One last tidbit on listening. I have heard parent's say of their teens that they just won't listen to them or talk to them. I have not had to deal with this yet and hope I find the teen year's to be a time of great communication between my children and myself. As a motivator I want to make sure that I am available to listen to them now. I believe that if the children learn when they are young that mom and dad are too busy to listen, or don't care about what they have to say by the time they get to their teen years they will have had many years of practicing not talking to mom and dad. No one wants to feel like what they have to say in not important.

Here are some games to help children develop listening skills. Some of these we have done and some are new to us. I would like to increase this list, so if you have a tip or game about listening, please share it!
  • Hide a set egg timer. Have the children work together to find it. They will have to listen more than they talk to hear the ticking
  • Play telephone.
  • Tell a continuing story, where one person starts a story and then each person adds on their own part.
  • When telling stories or reading have the children ask each other questions about the story to see if they listened.
  • Set goals in listening when at others homes. Ask them to be ready to share an idea, someone else had.
  • Have an open ear to playtime, if the children need help "listening" be available to moderate.
  • Pray for one another.

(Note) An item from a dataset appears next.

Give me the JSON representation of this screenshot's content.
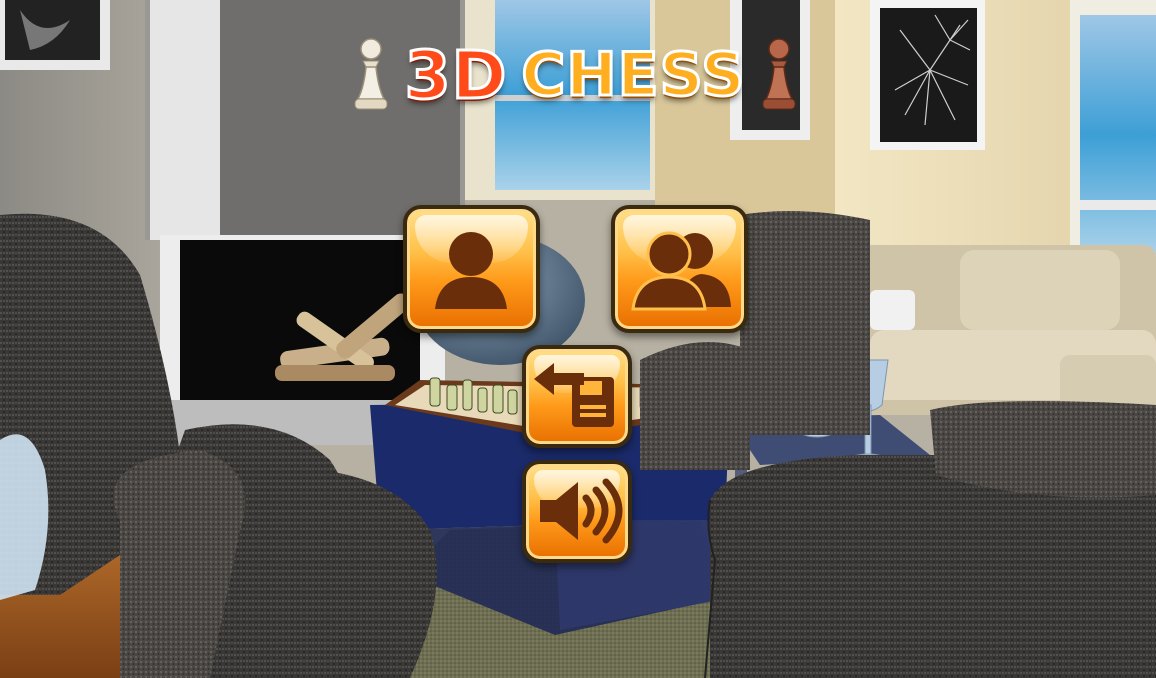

Have the children listen to a prayer request from another family member and then pray for it.

I hope there are some helpful tips here for listening that you can use and I also hope to hear from you on what you have found successful at your house in training.